“Agencies are still not aware of the Act,” Furutani said, "the personnel board is the lynchpin and must make sure the law is followed” he said.
According to the audit, 52 percent of state administrators and 64 percent of local department managers knew of the Act.
Most state agencies audited were also unaware of a key provision of the Act to translate materials explaining services into languages spoken by a substantial number of the people they serve. According to the California State Auditor report: “Only two of the 10 agencies we audited were aware of this requirement. Moreover, only one agency translates these materials into the languages of those individuals who make up 5 percent or more of the population it serves, as the act requires.”
The audit also found that state agencies are also falling behind in providing bilingual services in the many languages spoken in the state. California is one of the most ethnically diverse states, where 40 percent of residents speak a non-English language as their primary language. According to the report, “53 city and county departments have identified a need to provide bilingual staff and translated materials in 33 languages, yet they do not offer any bilingual services for 19 of these languages and provide only limited services for the remaining 14 languages.”
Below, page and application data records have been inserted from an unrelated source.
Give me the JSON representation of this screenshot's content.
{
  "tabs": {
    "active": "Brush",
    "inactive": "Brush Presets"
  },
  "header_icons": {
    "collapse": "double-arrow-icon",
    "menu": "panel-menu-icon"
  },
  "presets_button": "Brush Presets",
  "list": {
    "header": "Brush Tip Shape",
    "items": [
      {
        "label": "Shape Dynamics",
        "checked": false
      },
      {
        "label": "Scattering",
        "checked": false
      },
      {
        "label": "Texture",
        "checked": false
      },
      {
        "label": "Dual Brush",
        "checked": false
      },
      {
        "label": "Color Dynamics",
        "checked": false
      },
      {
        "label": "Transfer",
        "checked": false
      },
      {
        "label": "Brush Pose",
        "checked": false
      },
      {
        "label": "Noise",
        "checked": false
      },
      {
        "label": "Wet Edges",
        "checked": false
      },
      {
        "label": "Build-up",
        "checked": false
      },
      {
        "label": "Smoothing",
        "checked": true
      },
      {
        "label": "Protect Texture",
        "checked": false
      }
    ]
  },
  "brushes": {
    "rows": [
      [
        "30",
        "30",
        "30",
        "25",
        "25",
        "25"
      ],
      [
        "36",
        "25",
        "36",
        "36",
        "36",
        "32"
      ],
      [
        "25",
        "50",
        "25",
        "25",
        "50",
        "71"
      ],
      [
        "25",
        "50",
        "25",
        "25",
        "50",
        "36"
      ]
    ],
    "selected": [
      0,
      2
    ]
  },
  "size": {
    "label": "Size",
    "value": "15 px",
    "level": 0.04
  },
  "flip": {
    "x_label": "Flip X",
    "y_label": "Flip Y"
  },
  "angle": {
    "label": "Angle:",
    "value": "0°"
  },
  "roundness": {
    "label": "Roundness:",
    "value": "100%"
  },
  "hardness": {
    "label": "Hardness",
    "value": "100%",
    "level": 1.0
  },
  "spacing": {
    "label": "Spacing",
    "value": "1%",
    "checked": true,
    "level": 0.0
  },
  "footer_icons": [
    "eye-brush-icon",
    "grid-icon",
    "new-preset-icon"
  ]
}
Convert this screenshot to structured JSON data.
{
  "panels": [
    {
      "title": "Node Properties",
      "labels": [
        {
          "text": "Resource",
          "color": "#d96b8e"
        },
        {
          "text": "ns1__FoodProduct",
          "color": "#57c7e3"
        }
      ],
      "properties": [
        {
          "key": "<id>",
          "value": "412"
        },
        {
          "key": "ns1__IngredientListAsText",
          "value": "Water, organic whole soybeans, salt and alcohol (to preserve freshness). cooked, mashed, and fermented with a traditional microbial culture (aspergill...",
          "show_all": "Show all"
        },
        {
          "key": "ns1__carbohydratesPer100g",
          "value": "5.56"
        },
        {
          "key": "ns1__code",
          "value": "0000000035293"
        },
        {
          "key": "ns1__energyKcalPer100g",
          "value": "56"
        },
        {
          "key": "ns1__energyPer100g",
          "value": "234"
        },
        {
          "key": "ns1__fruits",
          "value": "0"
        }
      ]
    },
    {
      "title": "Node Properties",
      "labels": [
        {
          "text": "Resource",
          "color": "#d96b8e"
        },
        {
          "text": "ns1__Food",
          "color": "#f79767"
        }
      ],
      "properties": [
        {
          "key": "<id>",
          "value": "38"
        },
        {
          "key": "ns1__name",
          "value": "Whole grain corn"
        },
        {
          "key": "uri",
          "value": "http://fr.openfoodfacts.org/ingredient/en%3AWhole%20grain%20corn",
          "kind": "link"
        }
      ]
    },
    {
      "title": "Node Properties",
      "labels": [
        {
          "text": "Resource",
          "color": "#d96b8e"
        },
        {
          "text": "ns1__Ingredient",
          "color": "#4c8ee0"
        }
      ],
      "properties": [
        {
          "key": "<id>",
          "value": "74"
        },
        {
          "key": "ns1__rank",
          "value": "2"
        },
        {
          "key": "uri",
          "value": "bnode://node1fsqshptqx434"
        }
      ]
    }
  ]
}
Furutani said lawmakers will hold a hearing in January to discuss recommendations for how to improve bilingual service requirements under the Act.
In the meantime, where do individuals in need language services go for help?
“The role of the CBO is critical,” said Furutani.
“Non profits pick up the state’s slack from the agencies that should be providing resources by state law,” he said.
When Mrs. Li, who requested her first name be withheld for privacy concerns, was laid off from her job as a janitor, she contacted the state (Employment Development Department) to apply for unemployment benefits. Li, a recent immigrant whose English skills are limited, says she contacted the state agency to obtain materials in Chinese (Mandarin), but they only sent her information in English.
She sought help from Wu Yee Children’s Services, a San Francisco-based nonprofit that helped translate materials from the EDD and helped Li apply for benefits.
Li says she was able to call the EDD hotline and speak to someone in Mandarin, but that all follow-up correspondence was in English, rather than Mandarin as she had requested.
“Everything she needed was in those letters and she could have missed important deadlines,” said Susan Hsieh of Chinese for Affirmative Action, a San Francisco-based organization that works with immigrants in the city.
She echoed the audit’s findings that these state agencies “have bilingual staff members or telephone interpreters to communicate with clients who do not speak English, but several local agencies have not translated materials.”
Answering critics who say that those needing language assistance do not want to learn English, Furatani says learning English is a process that takes time, and that people should have access to information in the meantime.
“The reality is that it’s a process and our communities do want to learn English,” he said. “They eventually want to understand English language materials, but until they all make that transition, this is a tool to ensure those communities are reached and they participate.”
He added that California has cut funding for ESL programs, reducing opportunities for immigrants to learn English.
Jodie Berger, an attorney with Legal Services of Northern California, said keeping all Californians equally engaged and informed is in the state’s interest because it’s "cost effective" and imperative in an emergency.
“What if there is another flu or [tuberculosis] outbreak?” she said. “How will these communities be informed and obtain the information they need?”